My favourite reading snack these days is soy-covered almonds. They have lots of delicious umami flavour. Recently, I was surprised to learn that 80% of the world’s almonds are grown in a 600,000-acre section of California’s Central Valley. Since almonds need to be pollinated by honey bees (apini apis) and there is only nectar available in that area when almonds are in bloom, the bees need to be trucked in from elsewhere. Every February, more than a million hives – containing 40,000 bees – get trucked in. By 2005, it proved necessary to import a 747 full of bees from Australia for the ‘pollination event.’

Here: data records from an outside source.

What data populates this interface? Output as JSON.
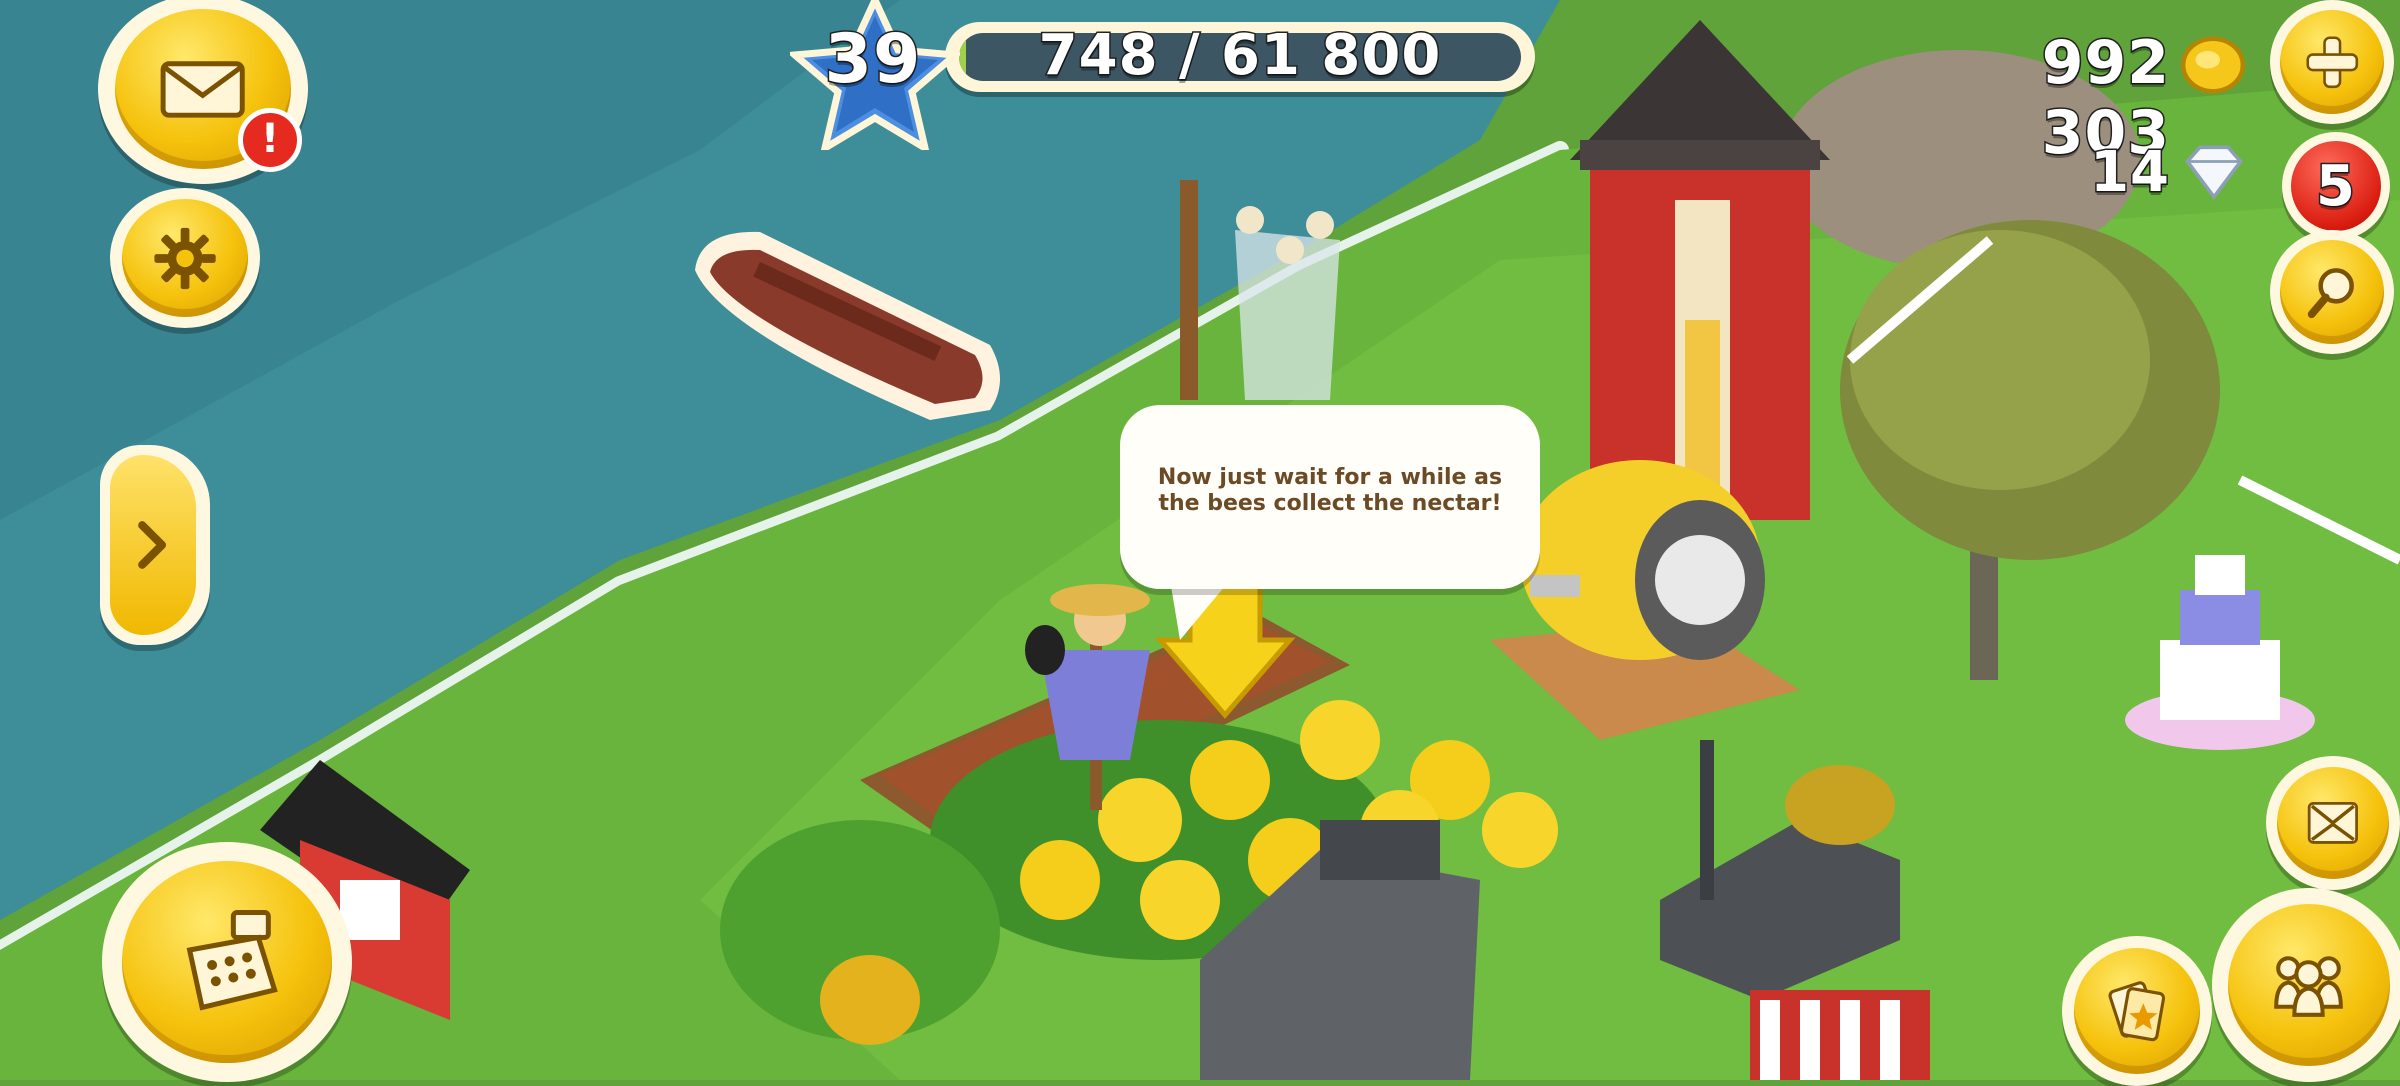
{
  "player": {
    "level": "39",
    "xp_text": "748 / 61 800",
    "xp_fraction": 0.0121
  },
  "currency": {
    "coins": "992 303",
    "gems": "14"
  },
  "badges": {
    "mail_alert": "!",
    "notification_count": "5"
  },
  "tutorial": {
    "message": "Now just wait for a while as the bees collect the nectar!"
  },
  "icons": {
    "mail": "envelope-icon",
    "settings": "gear-icon",
    "expand": "chevron-right-icon",
    "shop": "cash-register-icon",
    "add_coins": "plus-icon",
    "search": "magnifier-icon",
    "edit_mode": "expand-arrows-icon",
    "friends": "people-icon",
    "cards": "star-card-icon"
  },
  "colors": {
    "water": "#3e8e9a",
    "grass": "#68b43c",
    "hud_yellow": "#f5c20c",
    "badge_red": "#e52a1f"
  }
}
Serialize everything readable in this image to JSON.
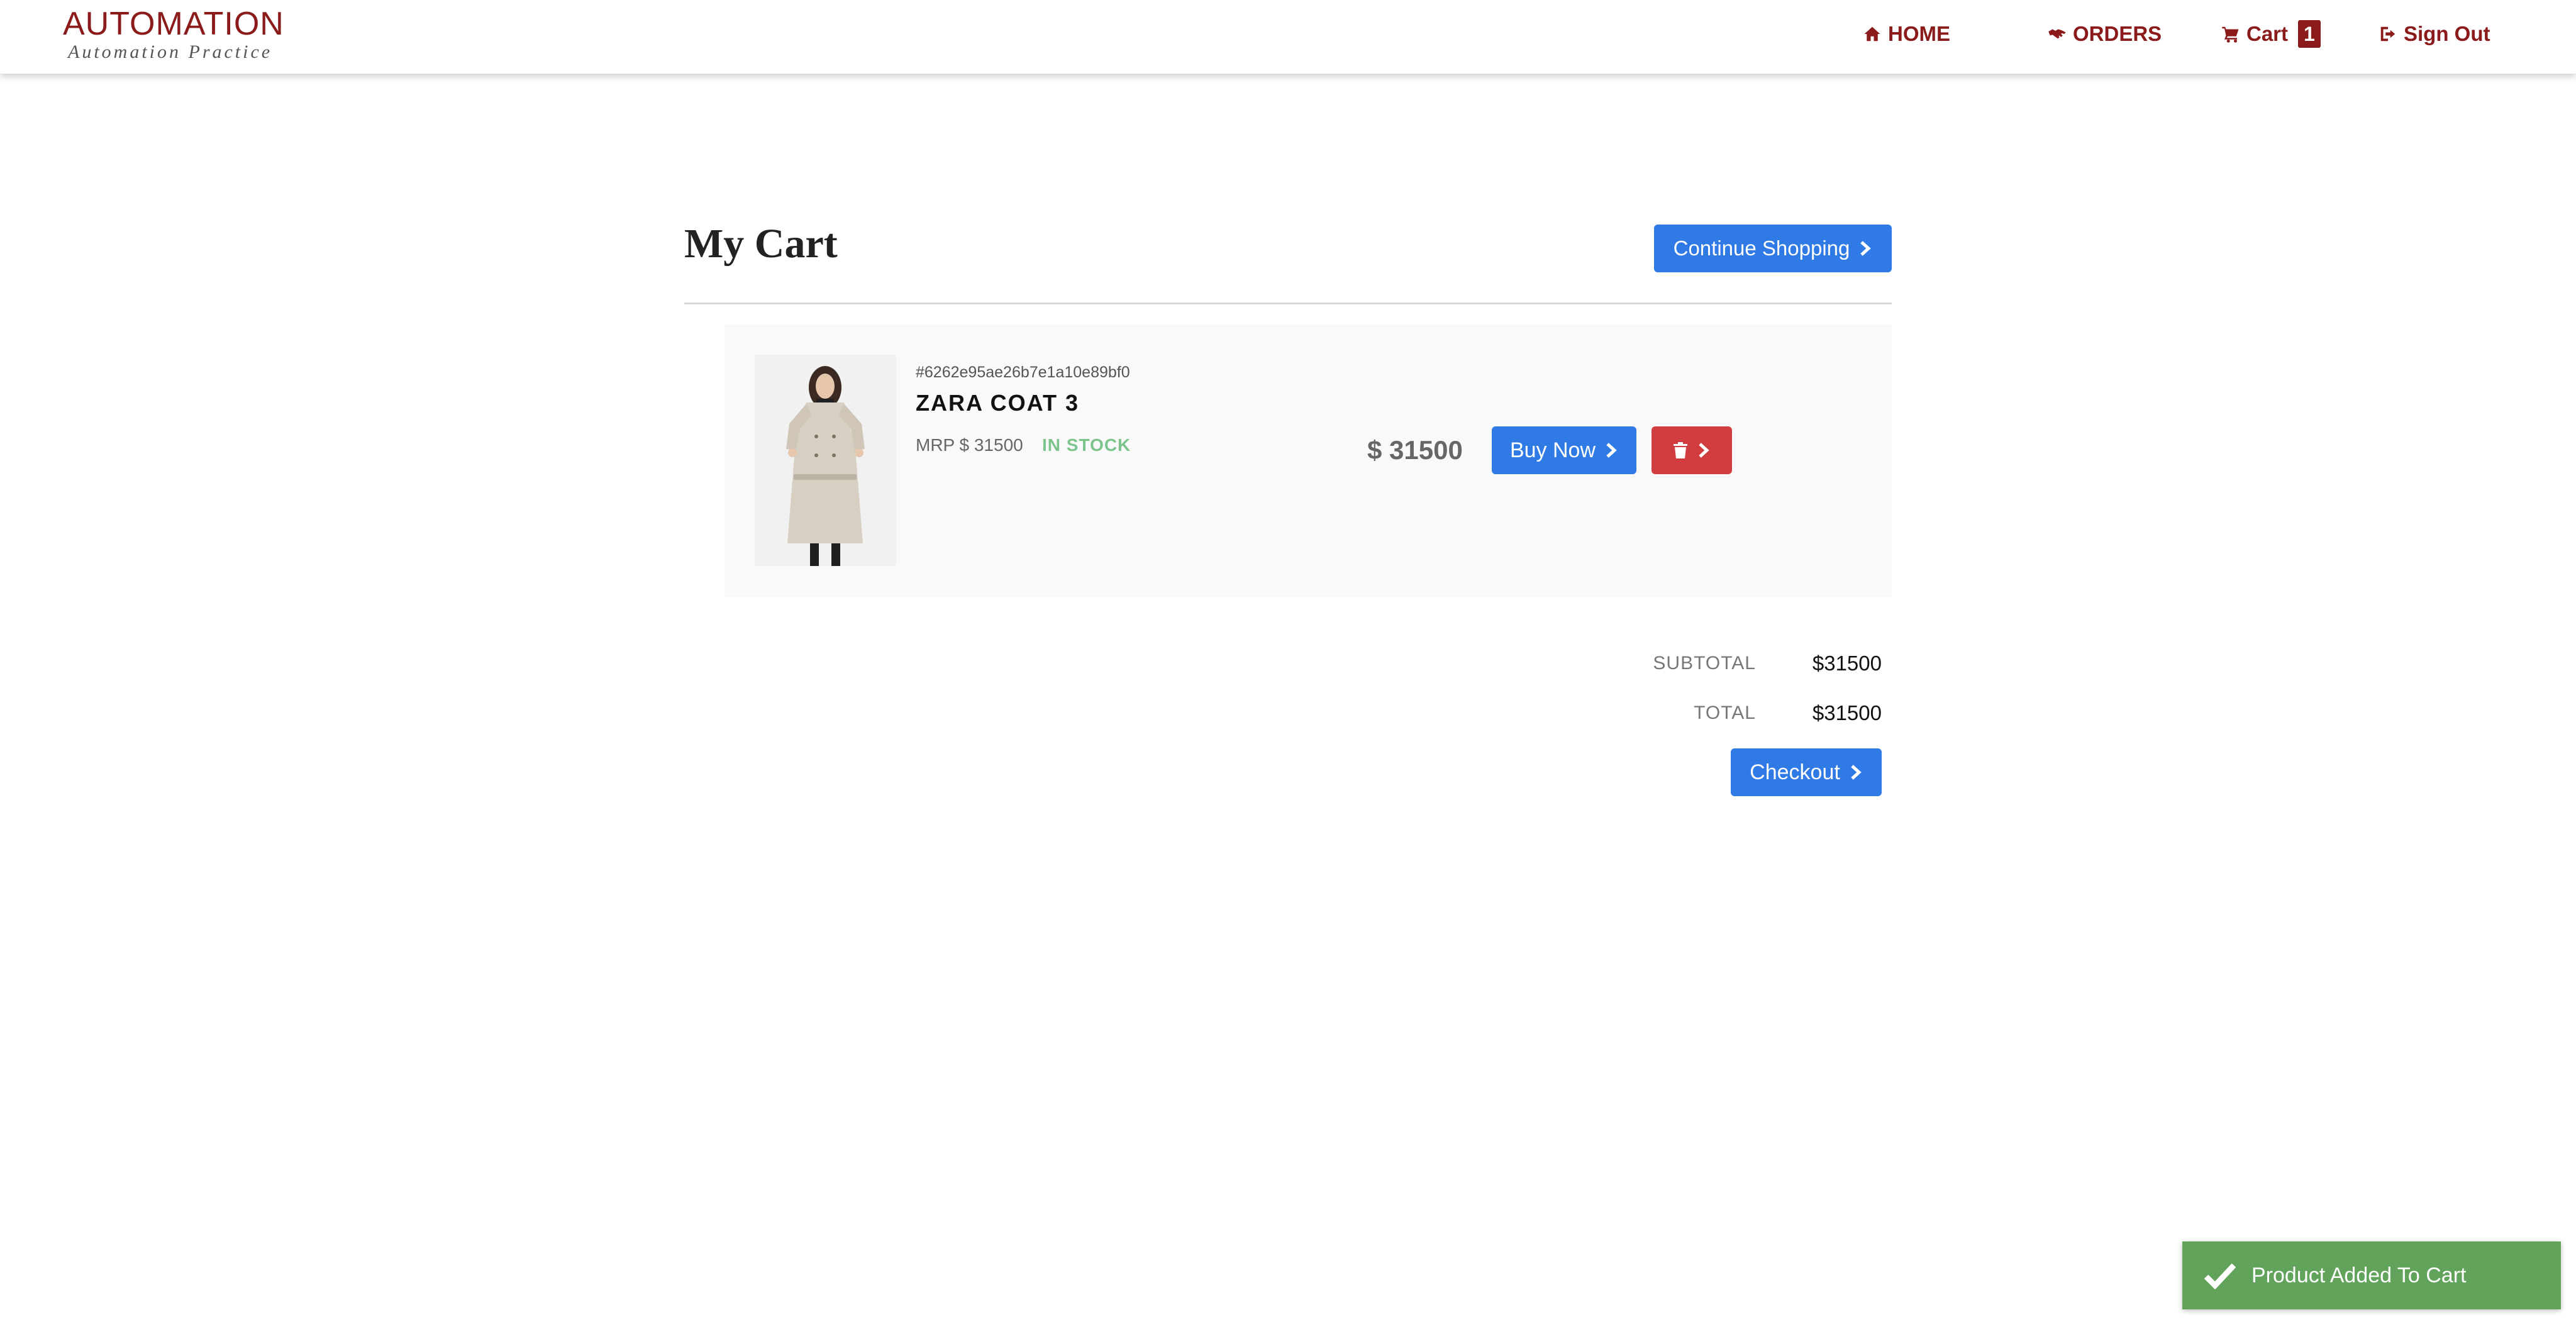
{
  "nav": {
    "brand_title": "AUTOMATION",
    "brand_sub": "Automation Practice",
    "home_label": "HOME",
    "orders_label": "ORDERS",
    "cart_label": "Cart",
    "cart_count": "1",
    "signout_label": "Sign Out",
    "icons": [
      "home-icon",
      "handshake-icon",
      "cart-icon",
      "sign-out-icon"
    ],
    "accent_color": "#8b1a1a"
  },
  "page": {
    "title": "My Cart",
    "continue_label": "Continue Shopping"
  },
  "cart_items": [
    {
      "id": "#6262e95ae26b7e1a10e89bf0",
      "name": "ZARA COAT 3",
      "mrp": "MRP $ 31500",
      "stock": "IN STOCK",
      "price": "$ 31500",
      "buy_label": "Buy Now",
      "icons": [
        "product-image",
        "chevron-right-icon",
        "trash-icon"
      ]
    }
  ],
  "totals": {
    "subtotal_label": "SUBTOTAL",
    "subtotal_value": "$31500",
    "total_label": "TOTAL",
    "total_value": "$31500",
    "checkout_label": "Checkout"
  },
  "toast": {
    "message": "Product Added To Cart",
    "color": "#62a35b",
    "icon": "check-icon"
  },
  "colors": {
    "primary_button": "#2f7ae5",
    "danger_button": "#d03c3f",
    "in_stock": "#7cc38c"
  }
}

The mutual exposure of those two distantly separated bee populations results in the exchange of microbes and parasites. Therein may lie the cause of the North American Colony Collapse Disorder outbreak that began in 2006. Honey bees are also used to pollinate peaches, soybeans, apples, pears, cherries, raspberries, blackberries, cranberries, watermelons, cantaloupes, cucumbers and strawberries. There are dozens of others, ranging from those that simply benefit from the availability of pollinating bees to those (such as squash and vanilla) where the bees are absolutely indispensable.